More About Soft Inquiries
In general, soft inquiries (also known as soft credit pulls and soft credit checks) are associated with situations in which the applicant examines his or her own report or provides permission for another individual to study the financial report. Soft inquiries are used by credit card issuers or insurance firms to pre-approve an offer. Because the importance of soft inquiries is not as great as that of hard inquiries, they are only visible to candidates. However, there are a few exceptions:
(1) Insurance firms have the right to view the soft inquiries conducted by other insurance companies.
(2) Debt settlement companies' inquiries may be shared with your active creditors.
Soft pulls are not factored into the scoring system, thus they have no effect on your credit score. They are solely provided as a reference, and no potential lenders have access to them.
Payday Online Loans and Soft Credit Inquiries
If you have a bad financial history and an insufficient FICO score, you may be ineligible for traditional lending options since you do not meet the scoring system's standards. Do not despair; you may be able to apply for payday loans with speedy approval through our connecting platform, Shinyloans.com.
Payday online loans provided by trustworthy lenders are not reflected in the hard inquiries. In other words, if you have an online same-day loan, it will not affect your yearly history.
How Long do Inquiries Stay on Your Credit Report
The question "how long do hard inquiries stay on your credit report?" may come up from time to time. Remember, hard inquiries act as a record of when you sought new credit. Thus, they may "reside" on your financial report for roughly two years, but the impact they may have can last for a long time. Soft inquiries on a credit report, on the other hand, have no effect on your FICO ratings and do not stay on your financial records.
How to Remove Inquiries From Credit Report
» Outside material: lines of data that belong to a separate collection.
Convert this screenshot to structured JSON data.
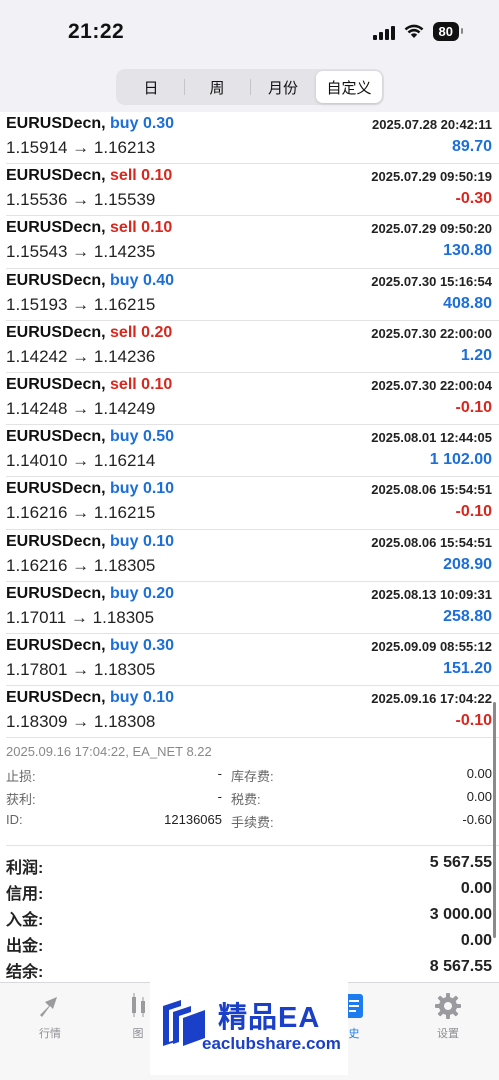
{
  "status_bar": {
    "time": "21:22",
    "battery": "80"
  },
  "segments": [
    {
      "label": "日",
      "active": false
    },
    {
      "label": "周",
      "active": false
    },
    {
      "label": "月份",
      "active": false
    },
    {
      "label": "自定义",
      "active": true
    }
  ],
  "deals": [
    {
      "symbol": "EURUSDecn,",
      "side": "buy",
      "volume": "0.30",
      "time": "2025.07.28 20:42:11",
      "prices": "1.15914 → 1.16213",
      "profit": "89.70",
      "profit_sign": "pos"
    },
    {
      "symbol": "EURUSDecn,",
      "side": "sell",
      "volume": "0.10",
      "time": "2025.07.29 09:50:19",
      "prices": "1.15536 → 1.15539",
      "profit": "-0.30",
      "profit_sign": "neg"
    },
    {
      "symbol": "EURUSDecn,",
      "side": "sell",
      "volume": "0.10",
      "time": "2025.07.29 09:50:20",
      "prices": "1.15543 → 1.14235",
      "profit": "130.80",
      "profit_sign": "pos"
    },
    {
      "symbol": "EURUSDecn,",
      "side": "buy",
      "volume": "0.40",
      "time": "2025.07.30 15:16:54",
      "prices": "1.15193 → 1.16215",
      "profit": "408.80",
      "profit_sign": "pos"
    },
    {
      "symbol": "EURUSDecn,",
      "side": "sell",
      "volume": "0.20",
      "time": "2025.07.30 22:00:00",
      "prices": "1.14242 → 1.14236",
      "profit": "1.20",
      "profit_sign": "pos"
    },
    {
      "symbol": "EURUSDecn,",
      "side": "sell",
      "volume": "0.10",
      "time": "2025.07.30 22:00:04",
      "prices": "1.14248 → 1.14249",
      "profit": "-0.10",
      "profit_sign": "neg"
    },
    {
      "symbol": "EURUSDecn,",
      "side": "buy",
      "volume": "0.50",
      "time": "2025.08.01 12:44:05",
      "prices": "1.14010 → 1.16214",
      "profit": "1 102.00",
      "profit_sign": "pos"
    },
    {
      "symbol": "EURUSDecn,",
      "side": "buy",
      "volume": "0.10",
      "time": "2025.08.06 15:54:51",
      "prices": "1.16216 → 1.16215",
      "profit": "-0.10",
      "profit_sign": "neg"
    },
    {
      "symbol": "EURUSDecn,",
      "side": "buy",
      "volume": "0.10",
      "time": "2025.08.06 15:54:51",
      "prices": "1.16216 → 1.18305",
      "profit": "208.90",
      "profit_sign": "pos"
    },
    {
      "symbol": "EURUSDecn,",
      "side": "buy",
      "volume": "0.20",
      "time": "2025.08.13 10:09:31",
      "prices": "1.17011 → 1.18305",
      "profit": "258.80",
      "profit_sign": "pos"
    },
    {
      "symbol": "EURUSDecn,",
      "side": "buy",
      "volume": "0.30",
      "time": "2025.09.09 08:55:12",
      "prices": "1.17801 → 1.18305",
      "profit": "151.20",
      "profit_sign": "pos"
    },
    {
      "symbol": "EURUSDecn,",
      "side": "buy",
      "volume": "0.10",
      "time": "2025.09.16 17:04:22",
      "prices": "1.18309 → 1.18308",
      "profit": "-0.10",
      "profit_sign": "neg"
    }
  ],
  "detail": {
    "header": "2025.09.16 17:04:22, EA_NET 8.22",
    "rows": [
      {
        "l1": "止损:",
        "v1": "-",
        "l2": "库存费:",
        "v2": "0.00"
      },
      {
        "l1": "获利:",
        "v1": "-",
        "l2": "税费:",
        "v2": "0.00"
      },
      {
        "l1": "ID:",
        "v1": "12136065",
        "l2": "手续费:",
        "v2": "-0.60"
      }
    ]
  },
  "summary": [
    {
      "label": "利润:",
      "value": "5 567.55"
    },
    {
      "label": "信用:",
      "value": "0.00"
    },
    {
      "label": "入金:",
      "value": "3 000.00"
    },
    {
      "label": "出金:",
      "value": "0.00"
    },
    {
      "label": "结余:",
      "value": "8 567.55"
    }
  ],
  "tabs": [
    {
      "label": "行情",
      "icon": "quotes-icon",
      "active": false
    },
    {
      "label": "图",
      "icon": "chart-icon",
      "active": false
    },
    {
      "label": "史",
      "icon": "history-icon",
      "active": true
    },
    {
      "label": "设置",
      "icon": "gear-icon",
      "active": false
    }
  ],
  "watermark": {
    "text_cn": "精品EA",
    "url": "eaclubshare.com"
  },
  "colors": {
    "buy": "#1c6fd8",
    "sell": "#d9271e",
    "active_tab": "#1c7cf0",
    "watermark": "#1a3fc9"
  }
}
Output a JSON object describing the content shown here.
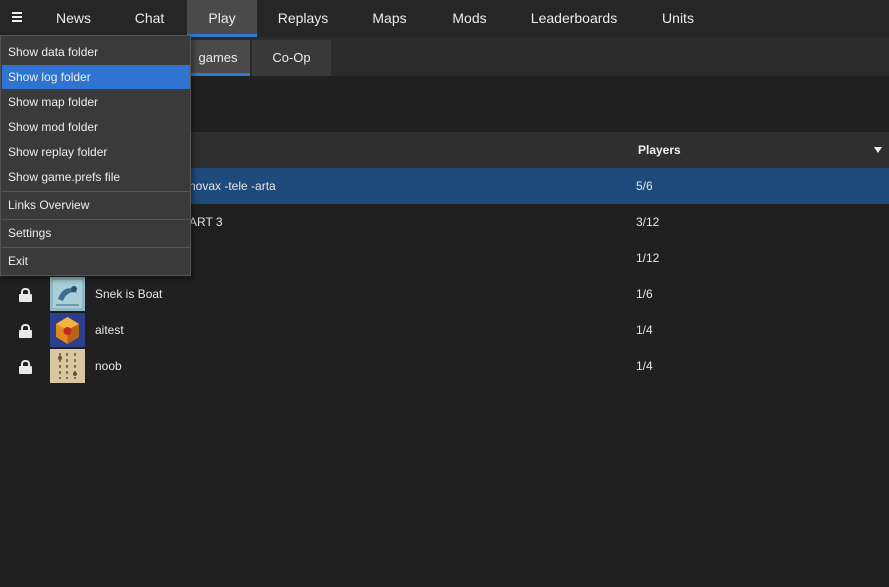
{
  "nav": {
    "menu_icon": "hamburger-menu-icon",
    "tabs": [
      {
        "label": "News"
      },
      {
        "label": "Chat"
      },
      {
        "label": "Play",
        "active": true
      },
      {
        "label": "Replays"
      },
      {
        "label": "Maps"
      },
      {
        "label": "Mods"
      },
      {
        "label": "Leaderboards"
      },
      {
        "label": "Units"
      }
    ]
  },
  "subtabs": [
    {
      "label": "games",
      "active": true
    },
    {
      "label": "Co-Op"
    }
  ],
  "table": {
    "header_players": "Players",
    "sort_icon": "sort-down-icon",
    "rows": [
      {
        "title": "novax -tele -arta",
        "players": "5/6",
        "selected": true
      },
      {
        "title": "ART 3",
        "players": "3/12"
      },
      {
        "title": "",
        "players": "1/12"
      },
      {
        "title": "Snek is Boat",
        "players": "1/6",
        "locked": true,
        "icon": "lock-icon"
      },
      {
        "title": "aitest",
        "players": "1/4",
        "locked": true,
        "icon": "lock-icon"
      },
      {
        "title": "noob",
        "players": "1/4",
        "locked": true,
        "icon": "lock-icon"
      }
    ]
  },
  "menu": {
    "items": [
      {
        "label": "Show data folder"
      },
      {
        "label": "Show log folder",
        "highlighted": true
      },
      {
        "label": "Show map folder"
      },
      {
        "label": "Show mod folder"
      },
      {
        "label": "Show replay folder"
      },
      {
        "label": "Show game.prefs file"
      },
      {
        "label": "Links Overview"
      },
      {
        "label": "Settings"
      },
      {
        "label": "Exit"
      }
    ]
  },
  "colors": {
    "accent": "#2e7ad1",
    "selected_row": "#1f4a7c",
    "menu_highlight": "#2e74d0",
    "background": "#202020"
  }
}
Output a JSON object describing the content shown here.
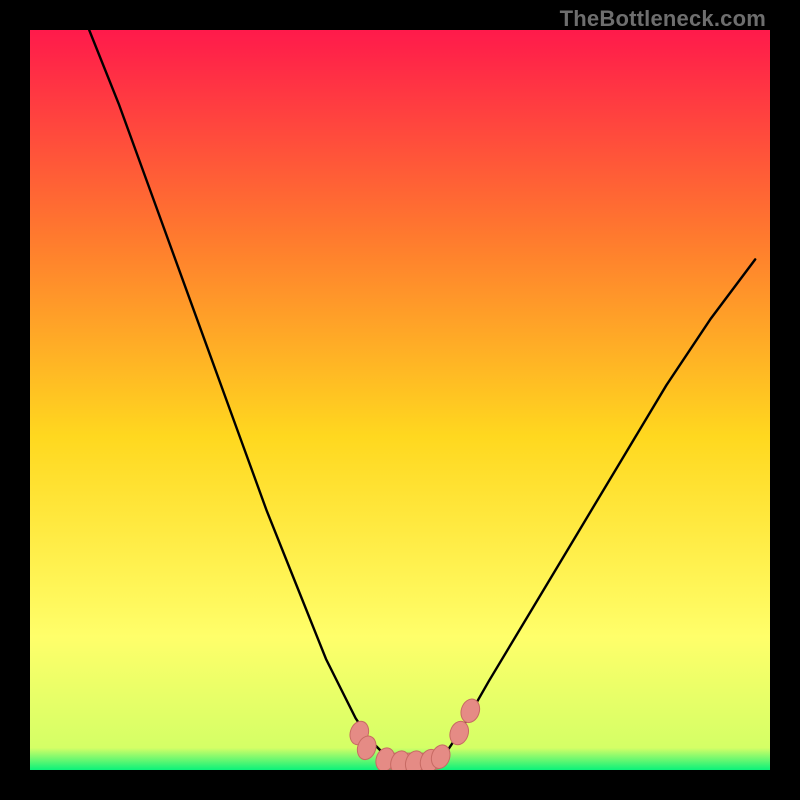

Because soft pulls have no negative impact on financial histories, people do not even consider removing them from their records. Hard pulls, on the other hand, have an impact on our financial history, therefore we develop strategies to delete them from our financial records. Remember, hard queries cannot be erased unless they are the consequence of identity theft. Alternatively, they'll have to fall off on their own after two years. However, working with the major reporting agencies and, in certain cases, the creditor who initiated the query is required when disputing hard inquiries on credit report. It may sound enticing to remove inquiries from credit report in order to raise your score. However, disputing a real hard inquiry on your credit report is unlikely to result in a difference in your FICO ratings.
For Your Information!
Keep in mind that there are different forms of credit checks that might seem as a hard or soft inquiry. Utility, cable, internet, and telephone companies, for example, will frequently check your credit. If you're unclear if a particular query will be classed as hard or soft, contact the firm, credit card issuer, or financial institution involved to differentiate between the two.
Before Looking for a Loan
It's usually a good idea to manage your money ahead of time before looking for a loan. It is critical to be aware of the possible consequences of inquiries and to carefully monitor when and how frequently new inquiries are generated. First, determine if the sort of credit you're seeking will result in a hard or soft inquiry. Second, you should examine your report to understand what information is published in it. Every 12 months, you are provided with a free copy of your financial reports from each of the three national reporting agencies. The more you know about what occurs when you apply for a loan, the better you can prepare for it. Before you begin loan shopping, learn more about credit queries to better prepare for the effect they may have on your yearly history.